TRY IT :: Restate every record that follows, keeping it exact.

[Items from an interface collection]
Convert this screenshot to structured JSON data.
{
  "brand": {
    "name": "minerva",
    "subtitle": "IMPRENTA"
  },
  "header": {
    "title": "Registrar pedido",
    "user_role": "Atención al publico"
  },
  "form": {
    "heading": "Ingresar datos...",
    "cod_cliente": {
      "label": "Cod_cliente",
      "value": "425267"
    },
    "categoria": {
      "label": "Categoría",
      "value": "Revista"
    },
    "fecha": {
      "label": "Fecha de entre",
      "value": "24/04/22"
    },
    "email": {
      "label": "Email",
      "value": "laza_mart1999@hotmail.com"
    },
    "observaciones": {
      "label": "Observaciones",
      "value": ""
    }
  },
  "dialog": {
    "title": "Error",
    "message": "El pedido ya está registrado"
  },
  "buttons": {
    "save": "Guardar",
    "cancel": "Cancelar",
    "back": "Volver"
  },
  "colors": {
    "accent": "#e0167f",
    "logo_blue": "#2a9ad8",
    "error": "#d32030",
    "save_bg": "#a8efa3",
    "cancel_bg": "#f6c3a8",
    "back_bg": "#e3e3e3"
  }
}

TASK RESULT ::
Convert this screenshot to structured JSON data.
{
  "brand": {
    "name": "minerva",
    "subtitle": "IMPRENTA"
  },
  "header": {
    "title": "Registrar pedido",
    "user_role": "Atención al publico"
  },
  "form": {
    "heading": "Ingresar datos...",
    "cod_cliente": {
      "label": "Cod_cliente",
      "value": "425267"
    },
    "categoria": {
      "label": "Categoría",
      "value": "Revista"
    },
    "fecha": {
      "label": "Fecha de entre",
      "value": "24/04/22"
    },
    "email": {
      "label": "Email",
      "value": "laza_mart1999@hotmail.com"
    },
    "observaciones": {
      "label": "Observaciones",
      "value": ""
    }
  },
  "dialog": {
    "title": "Error",
    "message": "El pedido ya está registrado"
  },
  "buttons": {
    "save": "Guardar",
    "cancel": "Cancelar",
    "back": "Volver"
  },
  "colors": {
    "accent": "#e0167f",
    "logo_blue": "#2a9ad8",
    "error": "#d32030",
    "save_bg": "#a8efa3",
    "cancel_bg": "#f6c3a8",
    "back_bg": "#e3e3e3"
  }
}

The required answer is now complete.